One commonly asked question I get is what pens work well with Copic markers? People get attached to a particular pen (I know I'm guilty of this as well), so it's not surprising when people don't want to give up their favorite inking pen. But not all inks are created the same. So I've set out to test some of the more common (and some uncommon) pens to see how they hold up to Copic markers.
Paper Used: Copic Sketchbook
- Copic Multiliner SP 0.2
- Faber-Castell PITT artist pen XS
- Marvy Le Pen
- Marvy Le Pen Permanent (alcohol based)
- Prismacolor Premier 01
- Pentel Artist Slicci 0.25
- Pentel Artist Stylo
- Sakura Pigma Micron 01
- Sharpie Extra Fine Point
On each test, I heavily saturated the color (Y08) to try to get as even a tone as I could.
Copic Multiliner SP 0.2

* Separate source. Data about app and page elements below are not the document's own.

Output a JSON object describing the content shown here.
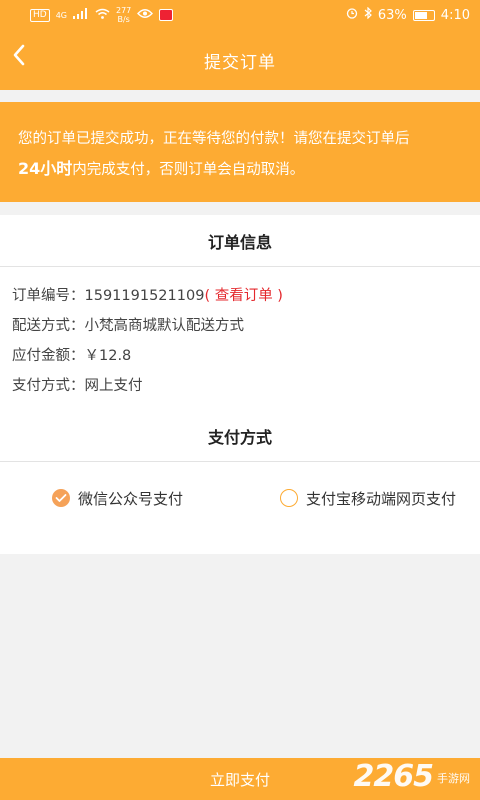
{
  "statusbar": {
    "hd": "HD",
    "network": "4G",
    "speed_value": "277",
    "speed_unit": "B/s",
    "battery": "63%",
    "time": "4:10"
  },
  "header": {
    "title": "提交订单"
  },
  "notice": {
    "line1": "您的订单已提交成功，正在等待您的付款！请您在提交订单后",
    "highlight": "24小时",
    "line2": "内完成支付，否则订单会自动取消。"
  },
  "order_info": {
    "title": "订单信息",
    "order_no_label": "订单编号：",
    "order_no": "1591191521109",
    "view_order": "( 查看订单 )",
    "delivery_label": "配送方式：",
    "delivery": "小梵高商城默认配送方式",
    "amount_label": "应付金额：",
    "amount": "￥12.8",
    "pay_method_label": "支付方式：",
    "pay_method": "网上支付"
  },
  "payment": {
    "title": "支付方式",
    "options": [
      {
        "label": "微信公众号支付",
        "selected": true
      },
      {
        "label": "支付宝移动端网页支付",
        "selected": false
      }
    ]
  },
  "footer": {
    "pay_button": "立即支付"
  },
  "watermark": {
    "number": "2265",
    "site": "手游网"
  },
  "colors": {
    "accent": "#fdab33",
    "link": "#e4282d",
    "radio_checked": "#f5a259"
  }
}
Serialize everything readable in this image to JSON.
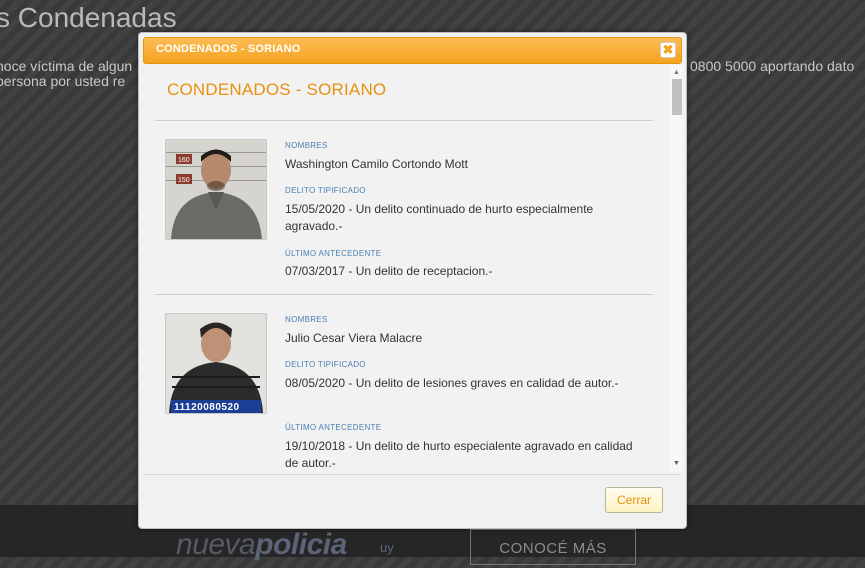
{
  "background": {
    "title": "s Condenadas",
    "line1_left": "noce víctima de algun",
    "line2_left": "persona por usted re",
    "line1_right": "0800 5000 aportando dato",
    "brand_main": "nueva",
    "brand_bold": "policia",
    "brand_suffix": "uy",
    "cta": "CONOCÉ MÁS"
  },
  "dialog": {
    "header_title": "CONDENADOS - SORIANO",
    "close_glyph": "✖",
    "body_title": "CONDENADOS - SORIANO",
    "close_button": "Cerrar",
    "scroll_up": "▲",
    "scroll_down": "▼"
  },
  "labels": {
    "nombres": "NOMBRES",
    "delito": "DELITO TIPIFICADO",
    "antecedente": "ÚLTIMO ANTECEDENTE"
  },
  "records": [
    {
      "name": "Washington Camilo Cortondo Mott",
      "delito": "15/05/2020 - Un delito continuado de hurto especialmente agravado.-",
      "antecedente": "07/03/2017 - Un delito de receptacion.-",
      "photo_marks": [
        "160",
        "150"
      ]
    },
    {
      "name": "Julio Cesar Viera Malacre",
      "delito": "08/05/2020 - Un delito de lesiones graves en calidad de autor.-",
      "antecedente": "19/10/2018 - Un delito de hurto especialente agravado en calidad de autor.-",
      "photo_id": "11120080520"
    }
  ],
  "colors": {
    "accent": "#f5a21f",
    "title_orange": "#e8900f",
    "label_blue": "#4a7fb3"
  }
}
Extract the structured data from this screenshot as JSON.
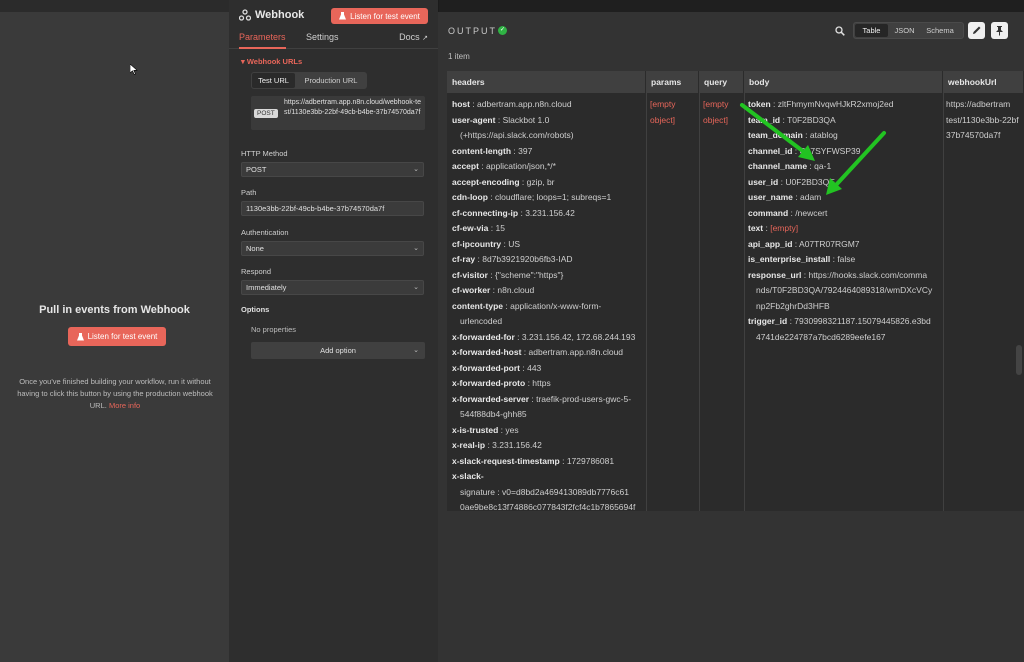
{
  "input_pane": {
    "title": "Pull in events from Webhook",
    "listen_button": "Listen for test event",
    "help_text": "Once you've finished building your workflow, run it without having to click this button by using the production webhook URL.",
    "help_link": "More info"
  },
  "node": {
    "title": "Webhook",
    "listen_button": "Listen for test event",
    "tabs": [
      {
        "label": "Parameters"
      },
      {
        "label": "Settings"
      },
      {
        "label": "Docs"
      }
    ],
    "webhook_urls_label": "Webhook URLs",
    "url_toggle": [
      "Test URL",
      "Production URL"
    ],
    "url_method": "POST",
    "url": "https://adbertram.app.n8n.cloud/webhook-test/1130e3bb-22bf-49cb-b4be-37b74570da7f",
    "fields": {
      "http_method": {
        "label": "HTTP Method",
        "value": "POST"
      },
      "path": {
        "label": "Path",
        "value": "1130e3bb-22bf-49cb-b4be-37b74570da7f"
      },
      "authentication": {
        "label": "Authentication",
        "value": "None"
      },
      "respond": {
        "label": "Respond",
        "value": "Immediately"
      }
    },
    "options_label": "Options",
    "no_properties": "No properties",
    "add_option": "Add option"
  },
  "output": {
    "title": "OUTPUT",
    "item_count": "1 item",
    "views": [
      "Table",
      "JSON",
      "Schema"
    ],
    "columns": [
      "headers",
      "params",
      "query",
      "body",
      "webhookUrl"
    ],
    "headers": [
      {
        "k": "host",
        "v": "adbertram.app.n8n.cloud"
      },
      {
        "k": "user-agent",
        "v": "Slackbot 1.0",
        "cont": "(+https://api.slack.com/robots)"
      },
      {
        "k": "content-length",
        "v": "397"
      },
      {
        "k": "accept",
        "v": "application/json,*/*"
      },
      {
        "k": "accept-encoding",
        "v": "gzip, br"
      },
      {
        "k": "cdn-loop",
        "v": "cloudflare; loops=1; subreqs=1"
      },
      {
        "k": "cf-connecting-ip",
        "v": "3.231.156.42"
      },
      {
        "k": "cf-ew-via",
        "v": "15"
      },
      {
        "k": "cf-ipcountry",
        "v": "US"
      },
      {
        "k": "cf-ray",
        "v": "8d7b3921920b6fb3-IAD"
      },
      {
        "k": "cf-visitor",
        "v": "{\"scheme\":\"https\"}"
      },
      {
        "k": "cf-worker",
        "v": "n8n.cloud"
      },
      {
        "k": "content-type",
        "v": "application/x-www-form-",
        "cont": "urlencoded"
      },
      {
        "k": "x-forwarded-for",
        "v": "3.231.156.42, 172.68.244.193"
      },
      {
        "k": "x-forwarded-host",
        "v": "adbertram.app.n8n.cloud"
      },
      {
        "k": "x-forwarded-port",
        "v": "443"
      },
      {
        "k": "x-forwarded-proto",
        "v": "https"
      },
      {
        "k": "x-forwarded-server",
        "v": "traefik-prod-users-gwc-5-",
        "cont": "544f88db4-ghh85"
      },
      {
        "k": "x-is-trusted",
        "v": "yes"
      },
      {
        "k": "x-real-ip",
        "v": "3.231.156.42"
      },
      {
        "k": "x-slack-request-timestamp",
        "v": "1729786081"
      },
      {
        "k": "x-slack-",
        "v": "",
        "cont": "signature : v0=d8bd2a469413089db7776c61",
        "cont2": "0ae9be8c13f74886c077843f2fcf4c1b7865694f"
      }
    ],
    "params": "[empty object]",
    "query": "[empty object]",
    "body": [
      {
        "k": "token",
        "v": "zltFhmymNvqwHJkR2xmoj2ed"
      },
      {
        "k": "team_id",
        "v": "T0F2BD3QA"
      },
      {
        "k": "team_domain",
        "v": "atablog"
      },
      {
        "k": "channel_id",
        "v": "C07SYFWSP39"
      },
      {
        "k": "channel_name",
        "v": "qa-1"
      },
      {
        "k": "user_id",
        "v": "U0F2BD3QE"
      },
      {
        "k": "user_name",
        "v": "adam"
      },
      {
        "k": "command",
        "v": "/newcert"
      },
      {
        "k": "text",
        "v": "[empty]",
        "empty": true
      },
      {
        "k": "api_app_id",
        "v": "A07TR07RGM7"
      },
      {
        "k": "is_enterprise_install",
        "v": "false"
      },
      {
        "k": "response_url",
        "v": "https://hooks.slack.com/comma",
        "cont": "nds/T0F2BD3QA/7924464089318/wmDXcVCy",
        "cont2": "np2Fb2ghrDd3HFB"
      },
      {
        "k": "trigger_id",
        "v": "7930998321187.15079445826.e3bd",
        "cont": "4741de224787a7bcd6289eefe167"
      }
    ],
    "webhook_url": "https://adbertram.app.n8n.cloud/webhook-test/1130e3bb-22bf-49cb-b4be-37b74570da7f",
    "webhook_url_lines": [
      "https://adbertram",
      "test/1130e3bb-22bf",
      "37b74570da7f"
    ]
  },
  "colors": {
    "accent": "#e8665a",
    "arrow": "#22c322",
    "success": "#2fb344"
  }
}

The Copic Multiliners are specifically designed to work with Copics on just about any surface, once dry. I always add in "once dry" because different surfaces and papers will have different dry times, depending on the thickness of the paper and even what the humidity is in the air.
Copic Multiliners - Copic proof.
Faber-Castell PITT Artist Pen XS
Faber-Castell PITT pens don't hold up especially well. On the straight lines test, there is a bit of smearing, particularly where the pen rested longer on the paper at the ends of the line. There's also a slight discoloration to the overall color of the marker from the pen.
On the hatch test, even after four hours of drying, the smeared heavily, discoloring the tip of the marker as well.
Faber-Castell PITT artist pens - not Copic proof.
Marvy Le Pen
The Marvy Le Pen stood up very well with Copic markers, the lines staying consistent without smearing and the black staying strong.
Le Pen - Copic proof.
Marvy Le Pen Permanent
Le Pen Permanent is an alcohol based pen. As a result, on the line test, there was some definite bleeding happening, though it was more of a delayed reaction than an instant smearing.
On the hatch test, it was harder to see the bleed, but on close inspection, the color faded from the darker black of the text. While it's still not smearing, the ink is not holding up to Copics.
Le Pen Permanent - not Copic proof.
Prismacolor Premier 01
On the straight line test, the Prismacolor Premier pen seemed to hold up with no smearing or discoloration.
However, on the hatch test, even after four hours of dry time, the heavier application of ink smeared, discoloring the tip of the marker as well as the paper.
Prismacolor Premier - small, thin lines are Copic proof; heavier lines are not.
Pentel Artist Slicci 0.25
At first glance, it appears that the Slicci gel might be Copic proof, but looking more closely at the lines, they have faded and show a bit of bleeding, albeit minor.
With the heavier hatching application, though, they bleed is a bit more apparent, with a bit of darkening and smearing where the ink is heaviest.
Pentel Artist Slicci - not Copic proof
Pentel Artist Stylo
The Pentel Stylo holds strong under a heavy application of Copic marker ink, even with the hatching. The lines are not especially heavy, making some areas look as though they've faded, but in fact, it's just the ink coloring the paper beneath.
Pentel Artist Stylo - Copic Proof
Sakura Pigma Micron 01
A definite favorite of many artists, the lighter lines of the Micron holds up to Copics.
However, the heavier application of ink smeared when the Copic was applied.
Sakura Pigma Micron - not Copic proof
Sharpie Extra Fine
In both instances of the use of the Sharpie, the pen bled. Sharpies are also alcohol based, so naturally, Copics will reactivate the ink when applied. In both instances, the ink bled and faded; on the hatching, the ink also smeared.
Sharpie Extra Fine - not Copic proof.
There are many different inking pens out there, and none of the above is to say you cannot use the pens that are not Copic proof in your work. If you do wish to continue using a pen that does not hold up well, use the pen after coloring with Copics, rather than before. You can still use your favorite pen without worrying about bleeding or smearing.